Do Deer Get Cold?
Posted on October 16 2019
The fall temperatures are dropping, and many parts of the U.S. are already seeing snow on the ground. While we selfishly worry about ourselves, and even our pets well-being, we have to ask do wildlife, such as deer, get cold?
Like many other mammals, deer physically prepare for the winter by better insulating their bodies. In the fall, deer trade their summer hair coats for thicker, darker hairs called guard hairs. This winter coat absorbs more sunlight and traps more body heat than the summer coat, and provides an extraordinary amount of protection from the cold.
Typically, deer will seek shelter and bunker down, dropping their metabolism in half, and conserving energy. They will even try to eat their way through the fall and winter months to stay warm. They will move in on gardens in the early morning or late evening hours to avoid brisk wind gusts and go undetected by deer hunters eating higher-calorie plant food such as nuts, fruits and mushrooms.
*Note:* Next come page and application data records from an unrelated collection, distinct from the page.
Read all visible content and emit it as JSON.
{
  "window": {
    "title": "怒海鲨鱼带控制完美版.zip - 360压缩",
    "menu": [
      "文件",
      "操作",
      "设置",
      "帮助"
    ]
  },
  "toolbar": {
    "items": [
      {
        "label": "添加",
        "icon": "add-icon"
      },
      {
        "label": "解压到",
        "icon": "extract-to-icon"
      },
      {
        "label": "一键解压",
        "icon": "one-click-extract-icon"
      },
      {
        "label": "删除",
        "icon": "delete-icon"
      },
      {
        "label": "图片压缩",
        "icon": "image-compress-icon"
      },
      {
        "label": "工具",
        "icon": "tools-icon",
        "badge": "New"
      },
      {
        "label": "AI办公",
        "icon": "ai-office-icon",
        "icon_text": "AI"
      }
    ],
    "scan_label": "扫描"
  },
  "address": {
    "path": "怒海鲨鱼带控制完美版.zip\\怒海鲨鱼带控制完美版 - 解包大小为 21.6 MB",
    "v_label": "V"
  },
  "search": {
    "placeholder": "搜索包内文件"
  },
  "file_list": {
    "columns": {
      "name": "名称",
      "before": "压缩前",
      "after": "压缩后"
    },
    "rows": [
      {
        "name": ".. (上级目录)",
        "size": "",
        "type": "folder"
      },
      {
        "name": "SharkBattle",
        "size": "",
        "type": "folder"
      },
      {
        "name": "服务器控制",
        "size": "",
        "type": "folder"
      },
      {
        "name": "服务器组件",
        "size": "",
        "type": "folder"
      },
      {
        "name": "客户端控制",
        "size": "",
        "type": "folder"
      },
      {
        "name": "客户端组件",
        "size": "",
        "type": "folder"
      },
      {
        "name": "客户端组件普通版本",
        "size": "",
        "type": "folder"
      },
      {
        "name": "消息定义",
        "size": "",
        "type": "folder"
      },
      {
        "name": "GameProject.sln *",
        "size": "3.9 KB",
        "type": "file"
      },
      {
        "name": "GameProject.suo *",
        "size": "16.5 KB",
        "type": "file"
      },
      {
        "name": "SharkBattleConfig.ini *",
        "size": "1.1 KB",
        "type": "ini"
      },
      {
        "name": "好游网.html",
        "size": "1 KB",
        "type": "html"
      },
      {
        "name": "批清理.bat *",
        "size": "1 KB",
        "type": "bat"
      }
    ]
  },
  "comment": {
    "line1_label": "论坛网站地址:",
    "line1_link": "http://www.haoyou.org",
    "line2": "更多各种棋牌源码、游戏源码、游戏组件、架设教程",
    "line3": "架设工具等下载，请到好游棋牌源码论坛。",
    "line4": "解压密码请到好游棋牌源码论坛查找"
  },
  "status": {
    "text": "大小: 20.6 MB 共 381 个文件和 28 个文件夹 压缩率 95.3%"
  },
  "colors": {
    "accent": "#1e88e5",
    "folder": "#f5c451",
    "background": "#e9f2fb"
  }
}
They will not turn down sweet tasting coniferous trees, such as arborvitaes, and fall veggies, too.